The level of transparency and openness that is increasingly being demanded in the field of science requires far-reaching changes in the way researchers approach and conduct their research. The quantity of research data is also growing explosively. How can we facilitate the transition to open science in a responsible manner?
Role of SURF
Much of the required technology in relation to network, data, and computing is available under one roof at the SURF cooperative. The dialogue with other organisations aimed at encouraging innovation is an integral part of how people work within our cooperative. This enables SURF to contribute to the practical implementation of the transformation to an open and data-intensive form of science.
How we collect, store, and analyse research data is continually evolving. The guiding principle here is summarised by FAIR: data must be Findable, Accessible, Interoperable, and therefore Reusable. That's quite a challenge. After all, how long does data have to be stored in compliance with FAIR? Where will the money come from? Who is responsible for data management?
National Coordination Point Research Data Management
The management of research data is multifaceted. Together with the institutions, the National Coordination Point Research Data Management has identified five issues to tackle: facilities and data infrastructure; legal aspects and ownership; finance; research support and advice; and awareness and engagement.
Open access to research results allows publications and research data to be viewed on the Internet free of restrictions, free of charge and without licence or copyright conditions. As such, open access benefits authors, readers, educators and researchers. The Dutch research universities and universities of applied sciences support open access.
SURF contributes to the transition to an Open Access model of publication. We facilitate the agreements entered into by institutes of higher education and scientific publishers in this regard. And we explore areas in which ICT solutions can contribute to the transition to Open Access and organise international knowledge sharing activities on Open Access.

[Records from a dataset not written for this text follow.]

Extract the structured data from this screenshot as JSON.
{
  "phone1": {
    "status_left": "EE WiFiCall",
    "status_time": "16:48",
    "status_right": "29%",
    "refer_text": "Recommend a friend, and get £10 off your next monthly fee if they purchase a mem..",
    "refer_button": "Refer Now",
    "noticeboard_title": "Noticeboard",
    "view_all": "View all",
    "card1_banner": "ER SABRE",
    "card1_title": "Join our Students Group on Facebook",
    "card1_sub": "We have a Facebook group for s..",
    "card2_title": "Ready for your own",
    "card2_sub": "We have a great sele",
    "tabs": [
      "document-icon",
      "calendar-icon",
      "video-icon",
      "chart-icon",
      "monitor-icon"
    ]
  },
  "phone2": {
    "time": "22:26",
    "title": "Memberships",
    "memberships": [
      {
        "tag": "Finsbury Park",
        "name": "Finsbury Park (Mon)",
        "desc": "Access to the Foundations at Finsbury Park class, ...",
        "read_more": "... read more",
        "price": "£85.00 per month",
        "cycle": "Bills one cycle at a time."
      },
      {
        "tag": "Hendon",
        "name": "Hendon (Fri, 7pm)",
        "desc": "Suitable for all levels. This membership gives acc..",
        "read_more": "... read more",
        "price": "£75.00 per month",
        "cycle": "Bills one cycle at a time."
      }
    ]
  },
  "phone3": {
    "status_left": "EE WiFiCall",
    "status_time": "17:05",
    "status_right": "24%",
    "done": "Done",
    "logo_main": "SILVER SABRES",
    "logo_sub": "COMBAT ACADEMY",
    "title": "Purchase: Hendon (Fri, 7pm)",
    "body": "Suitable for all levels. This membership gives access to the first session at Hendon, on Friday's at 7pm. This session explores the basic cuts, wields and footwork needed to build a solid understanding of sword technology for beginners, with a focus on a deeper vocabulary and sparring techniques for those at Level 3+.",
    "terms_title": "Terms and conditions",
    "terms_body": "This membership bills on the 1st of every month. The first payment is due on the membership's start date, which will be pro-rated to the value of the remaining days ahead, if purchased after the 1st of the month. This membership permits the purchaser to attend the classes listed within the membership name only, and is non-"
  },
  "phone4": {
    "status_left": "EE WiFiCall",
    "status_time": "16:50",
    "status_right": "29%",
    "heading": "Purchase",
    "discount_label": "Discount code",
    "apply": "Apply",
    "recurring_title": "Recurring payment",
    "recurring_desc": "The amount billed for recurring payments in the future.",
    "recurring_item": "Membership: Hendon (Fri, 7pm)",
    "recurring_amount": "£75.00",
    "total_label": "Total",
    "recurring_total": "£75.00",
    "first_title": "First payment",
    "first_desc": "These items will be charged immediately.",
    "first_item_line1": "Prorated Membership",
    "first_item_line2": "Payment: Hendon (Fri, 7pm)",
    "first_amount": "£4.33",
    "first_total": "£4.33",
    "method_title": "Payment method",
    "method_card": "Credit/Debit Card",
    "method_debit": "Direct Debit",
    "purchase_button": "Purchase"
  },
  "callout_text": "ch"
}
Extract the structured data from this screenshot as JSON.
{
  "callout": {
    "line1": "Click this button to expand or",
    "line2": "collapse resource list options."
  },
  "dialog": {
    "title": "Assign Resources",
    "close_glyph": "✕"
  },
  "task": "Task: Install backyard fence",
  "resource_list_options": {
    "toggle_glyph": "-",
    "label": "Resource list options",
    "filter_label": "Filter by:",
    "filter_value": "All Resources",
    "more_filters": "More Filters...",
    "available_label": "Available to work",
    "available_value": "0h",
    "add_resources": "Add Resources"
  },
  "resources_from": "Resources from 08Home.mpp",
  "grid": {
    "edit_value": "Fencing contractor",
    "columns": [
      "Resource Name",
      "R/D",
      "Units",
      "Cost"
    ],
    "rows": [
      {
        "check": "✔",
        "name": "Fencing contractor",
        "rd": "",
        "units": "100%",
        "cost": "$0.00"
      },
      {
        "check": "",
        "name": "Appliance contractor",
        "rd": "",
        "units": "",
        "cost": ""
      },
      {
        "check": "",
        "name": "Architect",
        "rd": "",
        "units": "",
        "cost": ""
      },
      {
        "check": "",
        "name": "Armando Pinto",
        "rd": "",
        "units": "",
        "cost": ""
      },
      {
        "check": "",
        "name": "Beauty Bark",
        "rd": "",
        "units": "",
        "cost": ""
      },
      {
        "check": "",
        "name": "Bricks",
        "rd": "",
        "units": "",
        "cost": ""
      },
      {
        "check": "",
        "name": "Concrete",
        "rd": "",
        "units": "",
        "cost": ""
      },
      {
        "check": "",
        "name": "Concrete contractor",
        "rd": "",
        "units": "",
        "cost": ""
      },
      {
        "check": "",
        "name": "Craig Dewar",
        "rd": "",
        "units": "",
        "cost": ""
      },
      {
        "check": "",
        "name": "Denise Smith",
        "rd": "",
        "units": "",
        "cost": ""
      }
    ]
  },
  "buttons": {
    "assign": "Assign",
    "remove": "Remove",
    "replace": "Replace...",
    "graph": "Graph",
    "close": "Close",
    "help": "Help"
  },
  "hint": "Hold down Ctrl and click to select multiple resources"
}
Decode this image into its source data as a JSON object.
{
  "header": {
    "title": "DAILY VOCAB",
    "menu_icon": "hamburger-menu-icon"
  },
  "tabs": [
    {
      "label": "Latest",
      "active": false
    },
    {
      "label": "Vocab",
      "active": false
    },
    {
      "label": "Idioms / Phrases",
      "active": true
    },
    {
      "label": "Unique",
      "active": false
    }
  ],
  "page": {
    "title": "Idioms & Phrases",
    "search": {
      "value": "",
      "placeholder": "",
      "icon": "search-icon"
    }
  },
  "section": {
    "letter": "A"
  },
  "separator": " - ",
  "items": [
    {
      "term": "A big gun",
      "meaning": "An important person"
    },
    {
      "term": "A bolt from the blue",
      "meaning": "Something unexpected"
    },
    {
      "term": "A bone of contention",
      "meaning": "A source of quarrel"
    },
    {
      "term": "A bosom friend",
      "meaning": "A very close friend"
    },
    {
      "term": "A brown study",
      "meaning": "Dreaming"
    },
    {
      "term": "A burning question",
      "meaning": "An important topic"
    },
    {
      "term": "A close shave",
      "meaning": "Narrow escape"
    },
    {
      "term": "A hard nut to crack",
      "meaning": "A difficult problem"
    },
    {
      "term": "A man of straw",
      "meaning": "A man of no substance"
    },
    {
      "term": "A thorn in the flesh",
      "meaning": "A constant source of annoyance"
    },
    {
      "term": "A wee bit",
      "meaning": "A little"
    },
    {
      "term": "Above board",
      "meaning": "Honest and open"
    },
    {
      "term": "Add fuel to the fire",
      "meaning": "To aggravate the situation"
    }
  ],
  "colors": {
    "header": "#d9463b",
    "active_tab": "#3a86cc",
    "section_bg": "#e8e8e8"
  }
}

All manner of organisations collect information about research. Research universities and universities of applied sciences keep track of the work being done by their own researchers and of their researchers’ publications, which are registered in research information systems. With a persistent identifier, digital objects, such as a dataset, can be assigned a unique number that permanently represent that object. Persons are also assigned a unique number, an author identifier, to prevent confusion regarding author identity (names are not unique, whereas numbers are). The use and impact of research that is available online can be measured by means of metrics. Among other things, metrics provide information about online viewing and downloads of publications and research data.